**TASK OBJECTIVE:**
Only the lines from the one containing "Give me the" to the end of the data should be copied, exactly and without pictures.
■ ■ ■ ■
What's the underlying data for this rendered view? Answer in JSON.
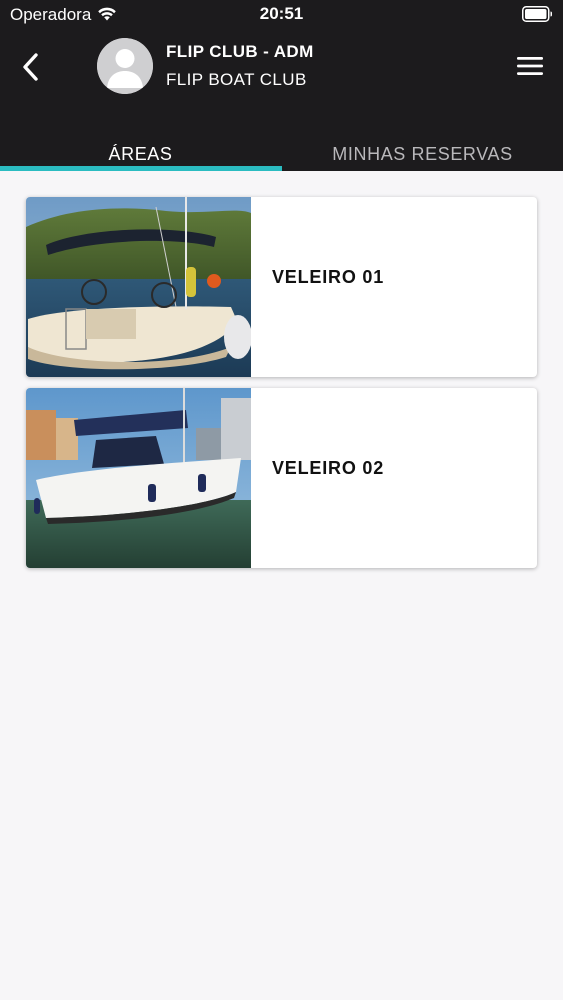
{
  "status_bar": {
    "carrier": "Operadora",
    "time": "20:51",
    "icons": [
      "wifi-icon",
      "battery-icon"
    ]
  },
  "header": {
    "title": "FLIP CLUB - ADM",
    "subtitle": "FLIP BOAT CLUB",
    "back_icon": "chevron-left-icon",
    "menu_icon": "hamburger-menu-icon",
    "avatar_icon": "user-avatar-icon"
  },
  "tabs": [
    {
      "label": "ÁREAS",
      "active": true
    },
    {
      "label": "MINHAS RESERVAS",
      "active": false
    }
  ],
  "areas": [
    {
      "name": "VELEIRO 01",
      "image": "sailboat-photo-1"
    },
    {
      "name": "VELEIRO 02",
      "image": "sailboat-photo-2"
    }
  ],
  "colors": {
    "header_bg": "#1c1b1d",
    "accent": "#2bbcc1",
    "page_bg": "#f7f6f8",
    "inactive_tab": "#b9b8bb"
  }
}
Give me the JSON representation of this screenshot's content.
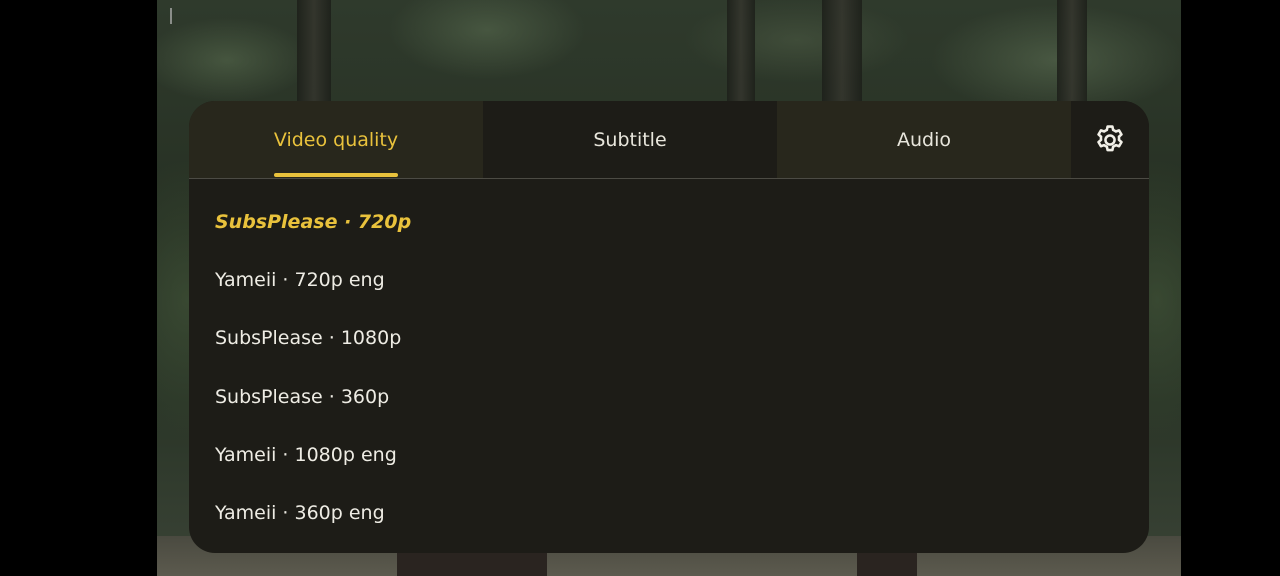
{
  "colors": {
    "accent": "#e9c23c",
    "panel_bg": "#1d1c17",
    "tab_tint_bg": "#28271c",
    "text": "#eeece4"
  },
  "tabs": [
    {
      "label": "Video quality",
      "active": true
    },
    {
      "label": "Subtitle",
      "active": false
    },
    {
      "label": "Audio",
      "active": false
    }
  ],
  "settings": {
    "icon": "gear-icon"
  },
  "quality_options": [
    {
      "label": "SubsPlease · 720p",
      "selected": true
    },
    {
      "label": "Yameii · 720p eng",
      "selected": false
    },
    {
      "label": "SubsPlease · 1080p",
      "selected": false
    },
    {
      "label": "SubsPlease · 360p",
      "selected": false
    },
    {
      "label": "Yameii · 1080p eng",
      "selected": false
    },
    {
      "label": "Yameii · 360p eng",
      "selected": false
    }
  ]
}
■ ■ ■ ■
**COMPLETED EXERCISE:**
Give me the JSON representation of this screenshot's content.
{
  "colors": {
    "accent": "#e9c23c",
    "panel_bg": "#1d1c17",
    "tab_tint_bg": "#28271c",
    "text": "#eeece4"
  },
  "tabs": [
    {
      "label": "Video quality",
      "active": true
    },
    {
      "label": "Subtitle",
      "active": false
    },
    {
      "label": "Audio",
      "active": false
    }
  ],
  "settings": {
    "icon": "gear-icon"
  },
  "quality_options": [
    {
      "label": "SubsPlease · 720p",
      "selected": true
    },
    {
      "label": "Yameii · 720p eng",
      "selected": false
    },
    {
      "label": "SubsPlease · 1080p",
      "selected": false
    },
    {
      "label": "SubsPlease · 360p",
      "selected": false
    },
    {
      "label": "Yameii · 1080p eng",
      "selected": false
    },
    {
      "label": "Yameii · 360p eng",
      "selected": false
    }
  ]
}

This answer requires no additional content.